And although it would take some getting used to, I think the hardware (handsome, understated and well-built) truly supports this proposition. But there are a handful of major quirks you’ll have to get past.
First, and most unhinged, is that there is NO BACKSPACE KEY. At least by default. You need to adjust a dipswitch to change delete to backspace, or you can do it in the customization software. Then, as you may know if you’re familiar with the Happy Hacking layout, caps lock is replaced by control, and delete/backspace and the forward slash have switched places. Though these changes are made with good intent, I simply can’t abide some of them, though fortunately it was easily configured. Lastly, the choice to use AA batteries instead of a rechargeable one is just plain strange to me!
The trackpoint is good, and adequate for desktop tasks, and the presence of mouse buttons just under the space bar is quite nice once you get used to it. It’s a bit odd hitting left-click with my left hand while moving the cursor with my right, but it does save me a trip to the mouse.
The capacitive strips are the most interesting piece, though, and I think they’re a qualified success. They run along the edges of the board, two on the front and one on each side. The left ones are set to basically repeat arrow keys (nice because they’re not present on this very compact layout), and the right ones are scroll up/down and switch apps by default.
This could be a real time saver, but you need to get good at it, because there’s no tactile feedback and the strips themselves can be a little hard to find sometimes. And then, when they’re activated, they can be a little unpredictable. While I appreciate the effort that went into packing this much capability into this much space — and it really is a lot of power in a remarkably small form factor — I feel like the purpose would be better served with the strips facing upwards, or maybe even being along the corner (if that’s possible).
If you’re a really keyboard-centric person and want to be even more so, or want a good couch keyboard option, the HHKB Studio could be a real eye-opener.
Kinesis Advantage 360 (Quiet Limited)
If you’re ready for an ergo adventure, here’s one that’s challenging yet logical.
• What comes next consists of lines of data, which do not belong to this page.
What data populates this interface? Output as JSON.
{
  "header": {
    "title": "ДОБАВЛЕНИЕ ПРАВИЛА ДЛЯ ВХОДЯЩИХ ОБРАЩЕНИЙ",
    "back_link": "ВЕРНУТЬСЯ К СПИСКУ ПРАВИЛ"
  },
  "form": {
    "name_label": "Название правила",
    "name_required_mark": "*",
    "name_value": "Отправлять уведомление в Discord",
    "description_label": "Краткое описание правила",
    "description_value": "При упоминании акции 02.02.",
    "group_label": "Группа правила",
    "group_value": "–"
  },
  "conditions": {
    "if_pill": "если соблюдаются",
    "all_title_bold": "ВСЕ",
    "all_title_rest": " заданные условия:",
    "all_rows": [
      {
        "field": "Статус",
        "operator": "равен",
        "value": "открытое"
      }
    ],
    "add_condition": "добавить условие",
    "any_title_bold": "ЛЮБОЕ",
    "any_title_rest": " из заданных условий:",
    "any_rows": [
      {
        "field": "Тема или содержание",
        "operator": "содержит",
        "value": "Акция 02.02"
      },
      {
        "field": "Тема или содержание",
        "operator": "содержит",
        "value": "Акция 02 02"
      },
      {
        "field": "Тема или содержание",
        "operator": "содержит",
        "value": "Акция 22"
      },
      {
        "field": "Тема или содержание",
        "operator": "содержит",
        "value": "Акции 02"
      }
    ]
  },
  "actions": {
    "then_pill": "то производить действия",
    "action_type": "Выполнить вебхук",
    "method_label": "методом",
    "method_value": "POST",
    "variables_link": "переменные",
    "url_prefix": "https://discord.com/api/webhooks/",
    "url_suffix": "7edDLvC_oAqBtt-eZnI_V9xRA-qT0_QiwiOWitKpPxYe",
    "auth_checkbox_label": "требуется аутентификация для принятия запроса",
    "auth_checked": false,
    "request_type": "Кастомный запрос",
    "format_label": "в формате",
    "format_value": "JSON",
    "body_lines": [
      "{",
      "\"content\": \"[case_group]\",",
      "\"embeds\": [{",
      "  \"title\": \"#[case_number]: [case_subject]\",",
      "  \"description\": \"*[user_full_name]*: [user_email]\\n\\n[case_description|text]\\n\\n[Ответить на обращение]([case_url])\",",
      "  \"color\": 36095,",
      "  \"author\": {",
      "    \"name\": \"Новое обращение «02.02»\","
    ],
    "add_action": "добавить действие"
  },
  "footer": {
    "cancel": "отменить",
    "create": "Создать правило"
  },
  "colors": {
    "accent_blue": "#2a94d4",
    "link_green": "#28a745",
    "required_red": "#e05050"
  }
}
The Advantage360 is Kinesis’s high-end model with not just a columnar layout but a concave contour to minimize finger movements. And then your position and modifier keys are all in thumb clusters. The one I tested was a limited edition with Kailh Box Pink Linear Quiet switches and special colorway.
Look, any one of these things I could probably adapt quickly to. Two would take time. All three at once is madness! That said, it’s really obvious that this could be an extremely comfortable and worthwhile layout for someone willing to put in the time, like the Moonlander I tried in the last roundup. Or if you’re already in this wild world of layouts — this is a nice one.
The Advantage360 also has a sturdy tenting paddle setup that let me get a pretty sharp angle going. Overall the build quality was outstanding.
On the days I was using it, I would alternate between being unable to locate C and suddenly and effortlessly typing a word with what felt like no movement at all. This is definitely a specialist keyboard, and the price ($449) reflects that, but if you’re already rocking a columnar or concave layout you may adapt to this one in a jiffy. Well, maybe not a jiffy.